Today marks the twelfth anniversary of my Mother’s death. I just can’t help but think about her today. One of the first columns I wrote about five years ago detailed the loss of my Mom. People …
Today marks the twelfth anniversary of my Mother’s death. I just can’t help but think about her today. One of the first columns I wrote about five years ago detailed the loss of my Mom. People have told me over the years that they cut that article out of paper and read it to their small group, put it in their Bible or sent it to people they loved, among other things. So, on this anniversary of my mother’s death, I wanted to share these words again with you. I pray this work from a few years back will still have an impact on you today. Happy Mother’s Day, Mom. I still miss you.
Mother’s Day has never quite been the same for me since 2006.
I buried my Mom on Monday, May 15th of that year, which turned out to be the day after Mother’s Day. I can remember sitting in a church service in Fayette that particular Mother’s Day morning, engulfed
with a heavy heart as I watched all those moms being recognized by the pastor.

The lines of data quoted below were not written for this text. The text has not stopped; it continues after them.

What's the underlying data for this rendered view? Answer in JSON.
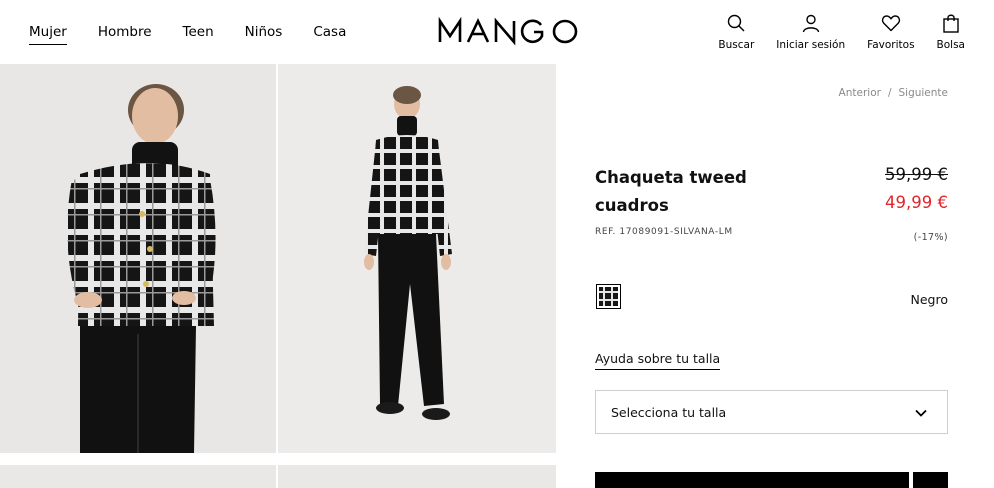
{
  "nav": {
    "items": [
      {
        "label": "Mujer",
        "active": true
      },
      {
        "label": "Hombre"
      },
      {
        "label": "Teen"
      },
      {
        "label": "Niños"
      },
      {
        "label": "Casa"
      }
    ]
  },
  "brand": {
    "logo_text": "MANGO"
  },
  "header_actions": [
    {
      "label": "Buscar",
      "icon": "search-icon"
    },
    {
      "label": "Iniciar sesión",
      "icon": "user-icon"
    },
    {
      "label": "Favoritos",
      "icon": "heart-icon"
    },
    {
      "label": "Bolsa",
      "icon": "bag-icon"
    }
  ],
  "pager": {
    "prev": "Anterior",
    "separator": "/",
    "next": "Siguiente"
  },
  "product": {
    "title": "Chaqueta tweed cuadros",
    "price_old": "59,99 €",
    "price_new": "49,99 €",
    "reference": "REF. 17089091-SILVANA-LM",
    "discount": "(-17%)",
    "color_name": "Negro",
    "size_help": "Ayuda sobre tu talla",
    "size_select_placeholder": "Selecciona tu talla"
  },
  "colors": {
    "sale_price": "#e0262b",
    "accent": "#000000",
    "muted_text": "#8a8a8a"
  }
}
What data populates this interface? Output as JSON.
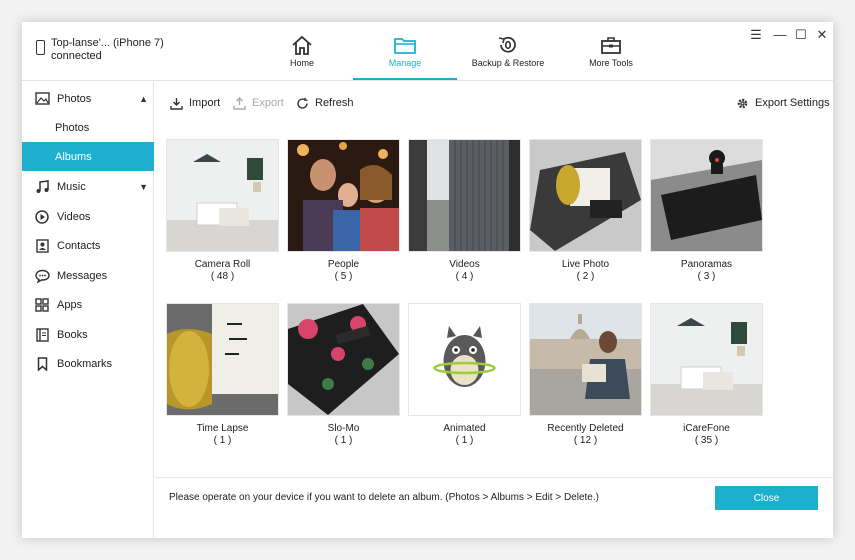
{
  "device": {
    "name": "Top-lanse'... (iPhone 7)",
    "status": "connected"
  },
  "nav": [
    {
      "label": "Home",
      "icon": "home-icon"
    },
    {
      "label": "Manage",
      "icon": "folder-icon",
      "active": true
    },
    {
      "label": "Backup & Restore",
      "icon": "backup-restore-icon"
    },
    {
      "label": "More Tools",
      "icon": "toolbox-icon"
    }
  ],
  "window_controls": {
    "menu": "☰",
    "minimize": "—",
    "maximize": "☐",
    "close": "✕"
  },
  "sidebar": {
    "photos": "Photos",
    "photos_sub": "Photos",
    "albums": "Albums",
    "music": "Music",
    "videos": "Videos",
    "contacts": "Contacts",
    "messages": "Messages",
    "apps": "Apps",
    "books": "Books",
    "bookmarks": "Bookmarks"
  },
  "toolbar": {
    "import": "Import",
    "export": "Export",
    "refresh": "Refresh",
    "export_settings": "Export Settings"
  },
  "albums": [
    {
      "name": "Camera Roll",
      "count": "( 48 )"
    },
    {
      "name": "People",
      "count": "( 5 )"
    },
    {
      "name": "Videos",
      "count": "( 4 )"
    },
    {
      "name": "Live Photo",
      "count": "( 2 )"
    },
    {
      "name": "Panoramas",
      "count": "( 3 )"
    },
    {
      "name": "Time Lapse",
      "count": "( 1 )"
    },
    {
      "name": "Slo-Mo",
      "count": "( 1 )"
    },
    {
      "name": "Animated",
      "count": "( 1 )"
    },
    {
      "name": "Recently Deleted",
      "count": "( 12 )"
    },
    {
      "name": "iCareFone",
      "count": "( 35 )"
    }
  ],
  "footer": {
    "message": "Please operate on your device if you want to delete an album. (Photos > Albums > Edit > Delete.)",
    "close": "Close"
  },
  "colors": {
    "accent": "#1cb0ce"
  }
}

It was strange to witness those recognitions knowing that evening would be Mom’s visitation at the funeral home. Truly, it was a surreal moment.
But the hardest moment was actually a few days earlier.
Mom had been declared brain dead at 7:15AM on Friday morning, May 12th.
You see, she had suffered from an aneurysm burst several weeks before. I was pastoring in North Carolina when I got the call she was being flown in to DCH by helicopter and the situation was dire. I quickly flew out of Raleigh and spent two weeks living in the hospital by her side. The doctors were cautiously hoping she could improve enough to clamp the aneurysm. And, eventually, the doctors did deem her fit for surgery. However, during the surgery, she suffered multiple strokes which left her brain in an irreversible condition. She would be a vegetable the rest of her life.
Mom was an organ donor. So, on that Friday, we had to wait on the team to fly in from Florida for the surgery to harvest her organs to save others’ lives. Our family was allowed to remain in the room with her until they arrived.
There I stood, beside her, watching her breathe but trying to convince myself she was gone. Those moments beside her bed in that TSICU room as well as walking Mom to the operating room were the hardest and most excruciatingly difficult moments of my life. I cannot properly express the grief I felt as she was wheeled down that hall. I wept as those operating room doors closed separating me from my Mom for the rest of my life on this planet. I wept as I watched her go in that room still breathing, wondering if there still could be hope. I wept that my kids would never meet their grandmother in this life.
I never want to go through anything like that ever again.
But I got through it. I survived it. I soon began to laugh again and I can smile when I think of the good memories of my Mom. I can find joy that my kids have a great Mom who is providing them with great memories. I can still weep over the separation of not seeing my Mom alive again during my lifetime and be OK.
You know, I never doubted what God was doing – not one time. I trust Him – he saved me and is transforming me: how can I not trust Him? I do not understand all that God does and why, but I am not designed to think as God does. I am not God and never will be. I am a creation of God who is finite and weak and wicked without His miraculous and wonderful intervention.
But God, in his grace, has given me a message to share with you.
Here’s what you need to do right now – today. If your mother is still living, call her or go see her after you read this column. Tell her you love her and appreciate her for all she did for you. Hug her for changing your diapers. Kiss her for doing without so you wouldn’t. Gush praise upon her for putting up with you as a teenager. Tell her how much she means to you even now.
You ought to do this right now. You know why?
BECAUSE I CAN’T.
Don’t waste another moment. Time is too precious. If there is tension between you and your mom, make it right. Forgive her. Ask for her forgiveness. Time is slipping away even as you read this. What I wouldn’t give to talk to Mom on the phone or give her a hug or introduce her to her three grandkids or thank her for raising me!
At Mom’s funeral, I laid a rose in her coffin before it was closed and sealed. But it is so much better to give those roses while your mother is living.
Scott McCullar is pastor of First Baptist Church-Carbon Hill and can be reached at firstname.lastname@example.org or (205)924-4145.